U.S. Sen. Sherrod Brown (D., Ohio) said this morning he believes President Trump has betrayed the Great Lakes region by trying to eliminate funding for the U.S. Environmental Protection Agency’s Great Lakes Restoration Initiative and other environmental programs, from climate change research to Ohio Sea Grant funding.
“It makes no economic sense. It’s just a betrayal,” Mr. Brown told reporters in the hallway of the National Museum of the Great Lakes before headed into a panel his office convened for him to hear more directly about such concerns from Lake Erie shoreline business leaders, fishermen, Toledo drinking water officials, academic researchers and others.
“The problem is you have a President and a White House who’s hostile to this,” Mr. Brown said.

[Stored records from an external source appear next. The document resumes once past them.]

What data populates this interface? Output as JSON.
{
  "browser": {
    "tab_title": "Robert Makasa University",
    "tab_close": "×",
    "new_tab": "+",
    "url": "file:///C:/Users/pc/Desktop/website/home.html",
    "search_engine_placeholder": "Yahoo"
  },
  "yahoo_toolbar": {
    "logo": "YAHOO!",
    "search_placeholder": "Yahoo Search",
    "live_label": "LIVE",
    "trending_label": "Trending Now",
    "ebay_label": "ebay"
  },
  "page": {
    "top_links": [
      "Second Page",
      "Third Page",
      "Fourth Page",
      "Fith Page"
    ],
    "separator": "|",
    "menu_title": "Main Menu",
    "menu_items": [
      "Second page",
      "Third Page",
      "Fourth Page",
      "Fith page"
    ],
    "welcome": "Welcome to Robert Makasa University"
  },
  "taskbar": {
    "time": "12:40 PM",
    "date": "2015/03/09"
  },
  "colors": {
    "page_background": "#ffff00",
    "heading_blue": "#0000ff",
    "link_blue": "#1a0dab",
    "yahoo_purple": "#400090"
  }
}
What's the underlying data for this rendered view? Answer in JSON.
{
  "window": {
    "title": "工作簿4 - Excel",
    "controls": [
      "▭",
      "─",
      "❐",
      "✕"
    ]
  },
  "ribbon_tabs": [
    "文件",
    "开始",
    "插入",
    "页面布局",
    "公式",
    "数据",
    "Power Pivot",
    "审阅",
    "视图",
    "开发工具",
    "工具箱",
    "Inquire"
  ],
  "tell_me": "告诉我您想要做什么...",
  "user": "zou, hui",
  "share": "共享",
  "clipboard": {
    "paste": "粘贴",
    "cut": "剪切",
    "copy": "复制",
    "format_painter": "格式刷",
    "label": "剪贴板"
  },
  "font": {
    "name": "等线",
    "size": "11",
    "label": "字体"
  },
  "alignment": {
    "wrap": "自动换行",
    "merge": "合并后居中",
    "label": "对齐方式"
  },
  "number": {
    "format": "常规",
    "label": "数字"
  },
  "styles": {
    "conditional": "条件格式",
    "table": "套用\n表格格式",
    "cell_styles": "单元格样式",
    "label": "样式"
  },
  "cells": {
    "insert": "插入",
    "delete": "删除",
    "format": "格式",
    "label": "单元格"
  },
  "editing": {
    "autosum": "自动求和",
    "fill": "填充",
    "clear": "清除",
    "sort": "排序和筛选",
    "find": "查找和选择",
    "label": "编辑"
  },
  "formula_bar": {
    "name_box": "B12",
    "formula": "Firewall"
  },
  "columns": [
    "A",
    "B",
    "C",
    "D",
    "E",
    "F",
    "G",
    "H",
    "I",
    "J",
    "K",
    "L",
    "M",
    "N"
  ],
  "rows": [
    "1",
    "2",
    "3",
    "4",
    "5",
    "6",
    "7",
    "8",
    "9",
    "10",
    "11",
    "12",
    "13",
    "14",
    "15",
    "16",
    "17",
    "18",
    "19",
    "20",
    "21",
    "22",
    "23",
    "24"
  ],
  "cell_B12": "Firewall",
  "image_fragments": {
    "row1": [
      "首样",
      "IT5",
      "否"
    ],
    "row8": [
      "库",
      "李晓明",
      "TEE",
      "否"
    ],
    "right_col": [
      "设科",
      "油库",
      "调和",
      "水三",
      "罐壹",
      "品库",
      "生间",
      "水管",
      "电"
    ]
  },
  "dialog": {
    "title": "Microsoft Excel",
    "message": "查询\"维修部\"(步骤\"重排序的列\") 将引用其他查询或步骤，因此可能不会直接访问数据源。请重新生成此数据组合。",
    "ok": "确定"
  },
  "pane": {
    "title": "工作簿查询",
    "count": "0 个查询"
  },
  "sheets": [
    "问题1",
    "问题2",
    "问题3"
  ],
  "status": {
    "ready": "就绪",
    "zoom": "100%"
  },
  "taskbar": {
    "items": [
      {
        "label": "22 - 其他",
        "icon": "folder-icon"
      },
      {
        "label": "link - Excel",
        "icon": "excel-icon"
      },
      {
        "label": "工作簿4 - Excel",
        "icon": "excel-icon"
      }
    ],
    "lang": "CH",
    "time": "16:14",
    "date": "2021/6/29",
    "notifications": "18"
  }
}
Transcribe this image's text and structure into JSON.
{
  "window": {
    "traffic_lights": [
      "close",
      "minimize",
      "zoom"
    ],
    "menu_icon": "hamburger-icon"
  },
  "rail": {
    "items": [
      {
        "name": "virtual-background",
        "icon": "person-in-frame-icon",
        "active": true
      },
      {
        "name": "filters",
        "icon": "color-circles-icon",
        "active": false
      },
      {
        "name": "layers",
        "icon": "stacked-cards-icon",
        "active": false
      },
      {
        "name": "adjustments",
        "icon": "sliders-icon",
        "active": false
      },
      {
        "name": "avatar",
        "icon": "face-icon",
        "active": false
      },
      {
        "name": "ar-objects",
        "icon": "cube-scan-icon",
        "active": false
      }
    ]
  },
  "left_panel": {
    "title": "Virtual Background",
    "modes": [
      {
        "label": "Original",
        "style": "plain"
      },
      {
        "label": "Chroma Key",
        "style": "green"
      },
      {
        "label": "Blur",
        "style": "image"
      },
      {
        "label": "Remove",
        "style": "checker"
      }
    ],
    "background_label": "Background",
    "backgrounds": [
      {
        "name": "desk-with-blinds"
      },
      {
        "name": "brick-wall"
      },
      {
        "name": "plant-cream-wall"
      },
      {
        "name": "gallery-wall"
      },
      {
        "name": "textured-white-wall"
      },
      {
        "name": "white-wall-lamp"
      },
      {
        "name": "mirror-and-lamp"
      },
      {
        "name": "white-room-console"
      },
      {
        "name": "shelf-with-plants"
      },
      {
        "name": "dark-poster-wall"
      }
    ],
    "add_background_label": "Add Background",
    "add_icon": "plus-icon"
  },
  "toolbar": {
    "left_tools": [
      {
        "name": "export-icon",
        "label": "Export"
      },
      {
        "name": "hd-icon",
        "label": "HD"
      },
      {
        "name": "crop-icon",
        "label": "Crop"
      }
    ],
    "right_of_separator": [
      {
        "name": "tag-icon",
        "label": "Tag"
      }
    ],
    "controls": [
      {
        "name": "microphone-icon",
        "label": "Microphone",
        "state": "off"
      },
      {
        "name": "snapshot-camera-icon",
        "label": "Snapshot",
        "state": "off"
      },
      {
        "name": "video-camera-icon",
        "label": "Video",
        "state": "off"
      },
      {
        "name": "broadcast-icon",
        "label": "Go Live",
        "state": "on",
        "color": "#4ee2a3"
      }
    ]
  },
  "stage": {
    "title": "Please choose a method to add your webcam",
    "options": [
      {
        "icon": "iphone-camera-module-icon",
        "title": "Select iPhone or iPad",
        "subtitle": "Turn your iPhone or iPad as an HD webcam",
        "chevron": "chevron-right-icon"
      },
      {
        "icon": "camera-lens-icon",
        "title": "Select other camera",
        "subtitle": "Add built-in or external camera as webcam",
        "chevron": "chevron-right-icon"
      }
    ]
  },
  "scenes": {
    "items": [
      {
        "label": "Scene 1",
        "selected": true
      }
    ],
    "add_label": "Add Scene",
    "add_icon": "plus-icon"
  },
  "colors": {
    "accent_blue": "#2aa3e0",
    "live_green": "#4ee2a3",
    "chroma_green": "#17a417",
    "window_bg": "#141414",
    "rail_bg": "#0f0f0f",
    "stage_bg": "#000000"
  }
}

He noted the Great Lakes region was an important part of the voting bloc that got Mr. Trump elected over his Democratic rival, former U.S. Sen. and former U.S. Secretary of State Hillary Clinton of New York.
“To betray this region - and this is a betrayal - is just wrong,” he said.
Mr. Brown was joined at the news conference by Toledo Mayor Paula Hicks-Hudson, who added that she and other members of the U.S. Conference of Mayors have grave concerns about Mr. Trump’s proposed budget cuts to environmental programs.
She agreed the Great Lakes region has been betrayed.
“They haven’t recognized the work that’s been done previously,” Ms. Hicks-Hudson said, adding that she believes Mr. Trump is “not engaged on this level to understand” the issues and how Lake Erie water quality impacts the economy.
She stayed to watch the first 40 minutes of a presentation made to Mr. Brown by 12-person panel. Several other city officials are making presentations, as are University of Toledo science and legal experts, a Cedar Point executive, Lake Erie tourism officials, Ohio Sea Grant, and others. About another dozen are in the room as observers.
“There is no difference between a healthy environment and a healthy economy in the Great Lakes region,” one of the panelists, Chris Winslow, Ohio Sea Grant and Ohio State University Stone Laboratory director, said.
A Cedar Point executive said Lake Erie’s water quality directly affects Cedar Fair’s decision on whether to invest money in Sandusky or one of its 11 other major parks from Canada to California.
“Everything that happens to the lake is critical to us. We're more than just roller coasters. The lake is part of our DNA,” Lee A. Alexakos, Cedar Fair vice president of community relations, said.